### What to produce
Repeat all the records, precisely as given.

### Given data
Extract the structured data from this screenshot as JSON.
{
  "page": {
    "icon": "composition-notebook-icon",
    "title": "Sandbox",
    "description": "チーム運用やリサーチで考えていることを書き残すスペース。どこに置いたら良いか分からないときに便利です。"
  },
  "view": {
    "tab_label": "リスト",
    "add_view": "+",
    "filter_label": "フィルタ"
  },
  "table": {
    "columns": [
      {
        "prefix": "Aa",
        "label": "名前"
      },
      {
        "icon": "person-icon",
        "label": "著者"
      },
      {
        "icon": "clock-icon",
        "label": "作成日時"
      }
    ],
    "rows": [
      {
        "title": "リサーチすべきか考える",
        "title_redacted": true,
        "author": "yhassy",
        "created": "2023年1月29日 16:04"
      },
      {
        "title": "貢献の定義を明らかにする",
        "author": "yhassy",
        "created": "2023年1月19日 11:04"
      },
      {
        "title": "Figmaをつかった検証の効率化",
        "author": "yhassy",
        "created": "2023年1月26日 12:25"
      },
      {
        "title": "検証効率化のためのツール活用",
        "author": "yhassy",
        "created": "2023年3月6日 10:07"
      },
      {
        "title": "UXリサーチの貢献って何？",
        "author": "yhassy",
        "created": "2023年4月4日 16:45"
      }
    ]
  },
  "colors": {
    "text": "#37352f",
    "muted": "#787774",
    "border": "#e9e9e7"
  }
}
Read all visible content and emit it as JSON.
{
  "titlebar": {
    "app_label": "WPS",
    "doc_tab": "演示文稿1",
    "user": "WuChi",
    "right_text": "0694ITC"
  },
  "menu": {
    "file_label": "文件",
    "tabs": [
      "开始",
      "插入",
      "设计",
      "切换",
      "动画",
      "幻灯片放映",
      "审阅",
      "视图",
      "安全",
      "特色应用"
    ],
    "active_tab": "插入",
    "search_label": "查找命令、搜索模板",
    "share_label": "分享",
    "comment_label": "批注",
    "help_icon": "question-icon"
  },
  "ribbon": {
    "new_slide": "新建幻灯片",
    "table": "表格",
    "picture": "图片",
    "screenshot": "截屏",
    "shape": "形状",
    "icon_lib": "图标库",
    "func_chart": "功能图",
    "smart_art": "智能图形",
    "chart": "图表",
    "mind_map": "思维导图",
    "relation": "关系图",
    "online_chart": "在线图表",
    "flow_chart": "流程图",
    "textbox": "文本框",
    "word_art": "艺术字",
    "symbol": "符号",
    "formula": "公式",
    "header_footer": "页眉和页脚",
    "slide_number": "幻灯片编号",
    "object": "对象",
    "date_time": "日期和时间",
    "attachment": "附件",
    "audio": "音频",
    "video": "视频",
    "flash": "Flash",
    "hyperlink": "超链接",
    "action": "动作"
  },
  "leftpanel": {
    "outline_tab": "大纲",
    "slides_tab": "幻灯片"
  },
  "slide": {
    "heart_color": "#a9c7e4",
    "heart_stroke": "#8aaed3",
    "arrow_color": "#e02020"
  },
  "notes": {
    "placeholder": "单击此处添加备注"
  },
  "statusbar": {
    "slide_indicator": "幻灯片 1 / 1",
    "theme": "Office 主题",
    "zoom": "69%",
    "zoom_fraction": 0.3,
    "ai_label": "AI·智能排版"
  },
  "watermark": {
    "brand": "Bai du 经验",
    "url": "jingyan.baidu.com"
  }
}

### Output below
Extract the structured data from this screenshot as JSON.
{
  "page": {
    "icon": "composition-notebook-icon",
    "title": "Sandbox",
    "description": "チーム運用やリサーチで考えていることを書き残すスペース。どこに置いたら良いか分からないときに便利です。"
  },
  "view": {
    "tab_label": "リスト",
    "add_view": "+",
    "filter_label": "フィルタ"
  },
  "table": {
    "columns": [
      {
        "prefix": "Aa",
        "label": "名前"
      },
      {
        "icon": "person-icon",
        "label": "著者"
      },
      {
        "icon": "clock-icon",
        "label": "作成日時"
      }
    ],
    "rows": [
      {
        "title": "リサーチすべきか考える",
        "title_redacted": true,
        "author": "yhassy",
        "created": "2023年1月29日 16:04"
      },
      {
        "title": "貢献の定義を明らかにする",
        "author": "yhassy",
        "created": "2023年1月19日 11:04"
      },
      {
        "title": "Figmaをつかった検証の効率化",
        "author": "yhassy",
        "created": "2023年1月26日 12:25"
      },
      {
        "title": "検証効率化のためのツール活用",
        "author": "yhassy",
        "created": "2023年3月6日 10:07"
      },
      {
        "title": "UXリサーチの貢献って何？",
        "author": "yhassy",
        "created": "2023年4月4日 16:45"
      }
    ]
  },
  "colors": {
    "text": "#37352f",
    "muted": "#787774",
    "border": "#e9e9e7"
  }
}
Read all visible content and emit it as JSON.
{
  "titlebar": {
    "app_label": "WPS",
    "doc_tab": "演示文稿1",
    "user": "WuChi",
    "right_text": "0694ITC"
  },
  "menu": {
    "file_label": "文件",
    "tabs": [
      "开始",
      "插入",
      "设计",
      "切换",
      "动画",
      "幻灯片放映",
      "审阅",
      "视图",
      "安全",
      "特色应用"
    ],
    "active_tab": "插入",
    "search_label": "查找命令、搜索模板",
    "share_label": "分享",
    "comment_label": "批注",
    "help_icon": "question-icon"
  },
  "ribbon": {
    "new_slide": "新建幻灯片",
    "table": "表格",
    "picture": "图片",
    "screenshot": "截屏",
    "shape": "形状",
    "icon_lib": "图标库",
    "func_chart": "功能图",
    "smart_art": "智能图形",
    "chart": "图表",
    "mind_map": "思维导图",
    "relation": "关系图",
    "online_chart": "在线图表",
    "flow_chart": "流程图",
    "textbox": "文本框",
    "word_art": "艺术字",
    "symbol": "符号",
    "formula": "公式",
    "header_footer": "页眉和页脚",
    "slide_number": "幻灯片编号",
    "object": "对象",
    "date_time": "日期和时间",
    "attachment": "附件",
    "audio": "音频",
    "video": "视频",
    "flash": "Flash",
    "hyperlink": "超链接",
    "action": "动作"
  },
  "leftpanel": {
    "outline_tab": "大纲",
    "slides_tab": "幻灯片"
  },
  "slide": {
    "heart_color": "#a9c7e4",
    "heart_stroke": "#8aaed3",
    "arrow_color": "#e02020"
  },
  "notes": {
    "placeholder": "单击此处添加备注"
  },
  "statusbar": {
    "slide_indicator": "幻灯片 1 / 1",
    "theme": "Office 主题",
    "zoom": "69%",
    "zoom_fraction": 0.3,
    "ai_label": "AI·智能排版"
  },
  "watermark": {
    "brand": "Bai du 经验",
    "url": "jingyan.baidu.com"
  }
}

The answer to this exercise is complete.